Construction is one of the most dangerous industries to work in. In fact, OSHA reported that over 20% of workplace fatalities in 2017 took place in the construction business.

It is not surprising that construction accidents can lead to a variety of serious injuries. According to the NYC Department of Buildings, there have been in over 437 construction accidents in New York City through September of 2019. Physically demanding jobs on construction sites also involve a lot of wear and tear on the body.

One common ailment among construction workers that is often overlooked is hearing loss.

Hearing Loss Among Workers Exposed to Hazardous Noise

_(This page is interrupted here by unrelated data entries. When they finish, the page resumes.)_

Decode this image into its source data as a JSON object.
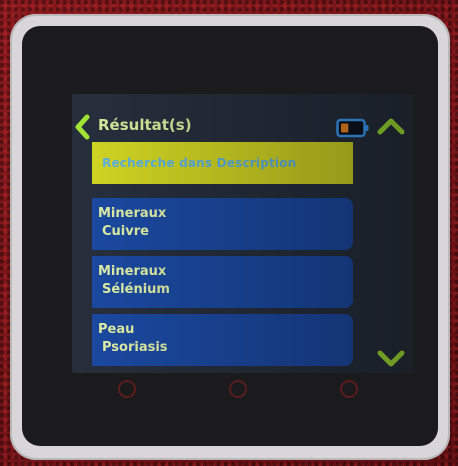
{
  "header": {
    "title": "Résultat(s)"
  },
  "search_banner": {
    "label": "Recherche dans Description"
  },
  "results": [
    {
      "category": "Mineraux",
      "item": "Cuivre"
    },
    {
      "category": "Mineraux",
      "item": "Sélénium"
    },
    {
      "category": "Peau",
      "item": "Psoriasis"
    }
  ],
  "colors": {
    "accent_green": "#a3e635",
    "title_text": "#d8ee9e",
    "banner_bg": "#d3d723",
    "banner_text": "#5fb4e6",
    "card_bg": "#1b4aa3",
    "card_text": "#e3f2a8",
    "battery_outline": "#3da0ff",
    "battery_fill": "#f08a24"
  },
  "icons": {
    "back": "chevron-left-icon",
    "battery": "battery-icon",
    "scroll_up": "chevron-up-icon",
    "scroll_down": "chevron-down-icon"
  },
  "battery": {
    "level": 0.35
  }
}
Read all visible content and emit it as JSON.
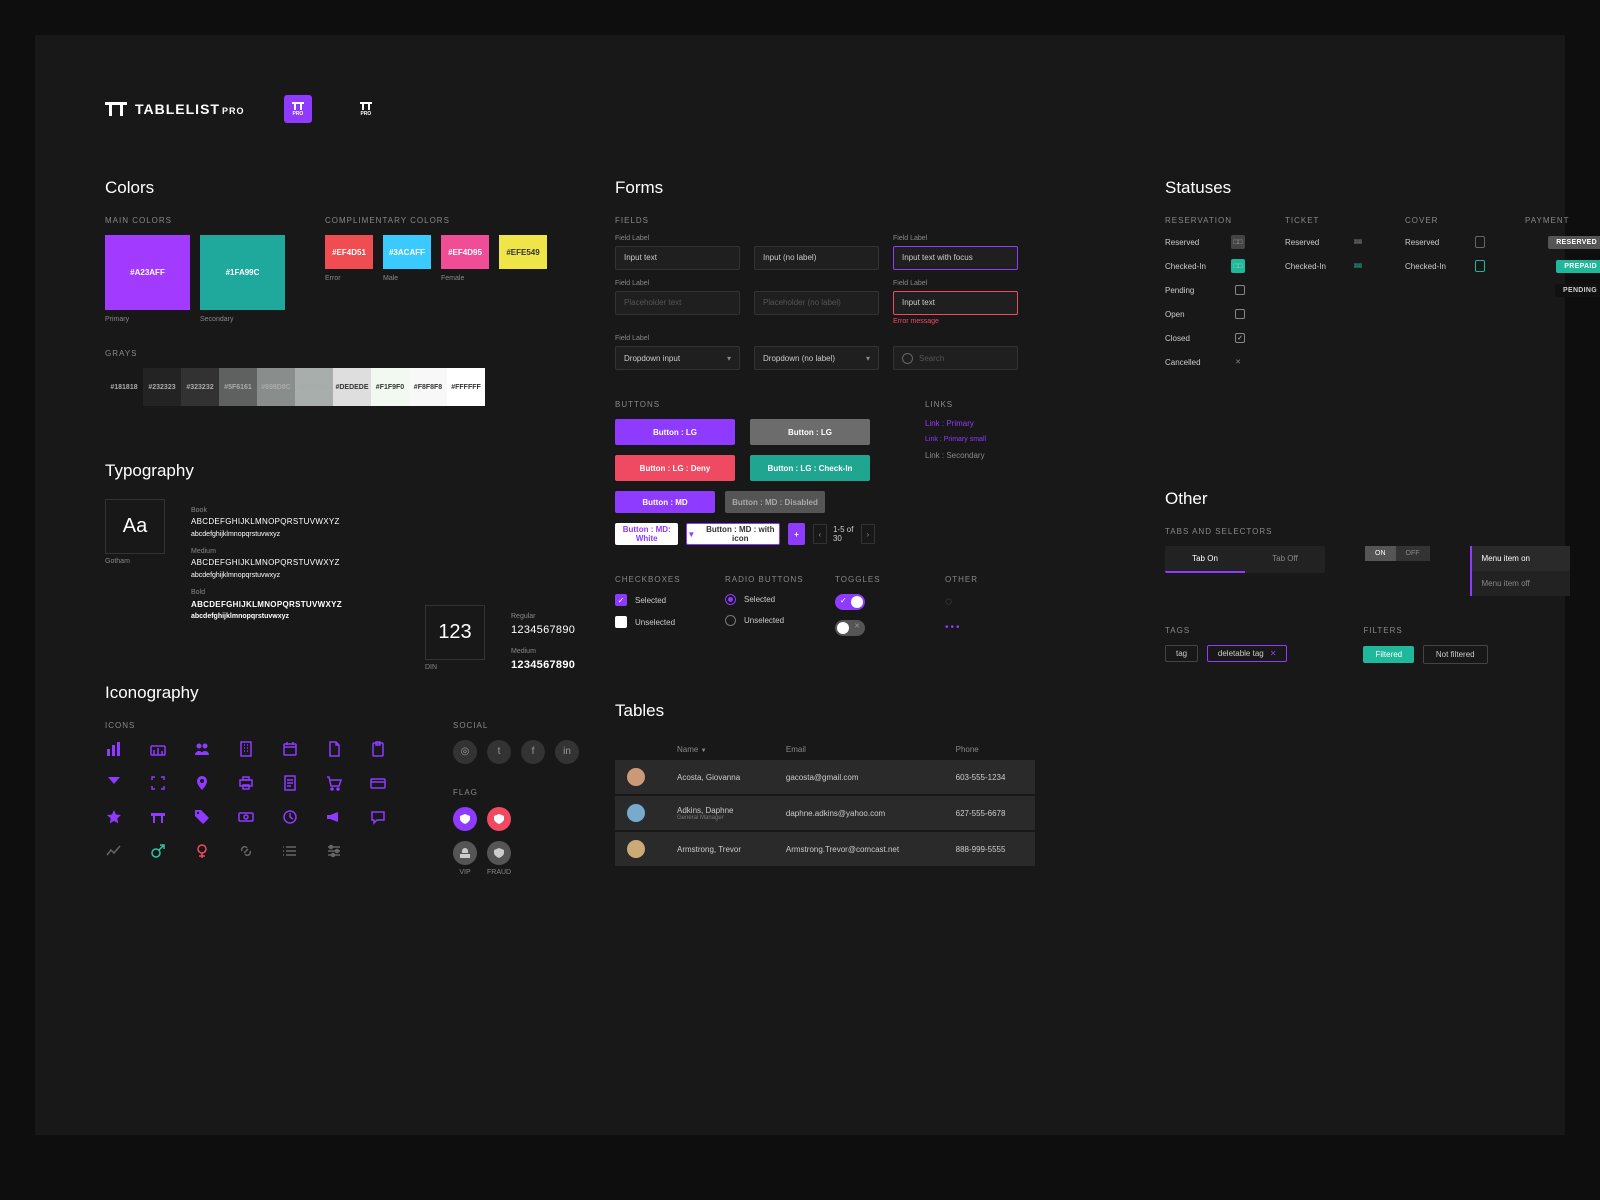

Construction workers often have to withstand a barrage of loud noises throughout their workday. In fact, the CDC found that over 50% of all construction workers in the U.S. are exposed to hazardous noise.

But construction workers are not the only ones who can be exposed to unsafe noise levels. Other workers who are likely to face this danger include:

Workers in any field where loud noise is common are at risk of health problems like hearing loss and tinnitus.

Unfortunately, these problems are rarely curable and can worsen over time. Worse still, the symptoms are usually hard to detect initially, but can become severe over time.

In some cases, suffering from hearing problems will take a psychological toll on the affected person, causing them to withdraw and become depressed or anxious.

In certain jobs, hearing loss can have a snowball effect on workplace injuries. Difficulty hearing can lead to difficulty communicating on the job site – this makes the workplace more dangerous for everyone.

3M E-A-R Arc Earplugs

Many construction and industrial workers rely on earplugs made by 3M to protect their ears from harmful noise. One model, the E-A-R Arc Earplugs, is especially common.

The E-A-R Arc Earplugs are dual-ended, with one side designed to block out all noise and one side designed to block out only very loud sounds. The latter would allow workers to communicate with each other while remaining safe from dangerous noise.

Unfortunately, these earplugs have not worked as well as they were supposed to for some workers.

It seems as though a defect in the design of the earplugs may allow them to come loose without warning. This leaves the worker exposed, sometimes without them even being aware.

As a result, many workers have suffered injuries related to noise exposure, including hearing loss and tinnitus, despite believing the 3M earplugs would protect them.

3M Earplug Lawsuits by Veterans

It turns out that a very similar earplug designed by 3M is the subject of hundreds of lawsuits filed by military veterans.

The dual-sided 3M Combat Arms Earplugs were distributed to military personnel between 2003 and 2015. However, the earplugs were defective and unsafe. Sadly, many service members returned home with hearing problems and tinnitus because of the inadequate earplugs.

During a whistleblower lawsuit, it was discovered that 3M was aware of the defect in their earplugs but did nothing to correct the problem. Although their own test results indicated the earplugs were faulty, they faked the certifications needed to sell to the military. 3M ended up paying $9.1 million to the U.S. government to settle the dispute.

Now, hundreds of veterans are filing their own lawsuits against 3M. The problems they face are significant and can require ongoing treatment for the rest of their lives. Therefore, 3M may ultimately be on the hook for a significant amount of compensation.

Similarity Between the Military and Civilian Earplugs

3M pulled from distribution the defective earplugs it provided to the military. However, it is still selling the E-A-R- Arc earplugs to workers across the country.

The civilian version of the earplug is a different color scheme (red and yellow instead of black and green). The design, however, is the same. Thus, workers are having very much the same problems that the veterans did.

Because of the similarities, 3M is likely to face an onslaught of lawsuits from workers who suffered hearing injuries. Whether worker lawsuits will follow the same path as the veterans’ is unknown, but if you have been affected by the defective earplugs, it is recommended that you speak to an attorney about your rights.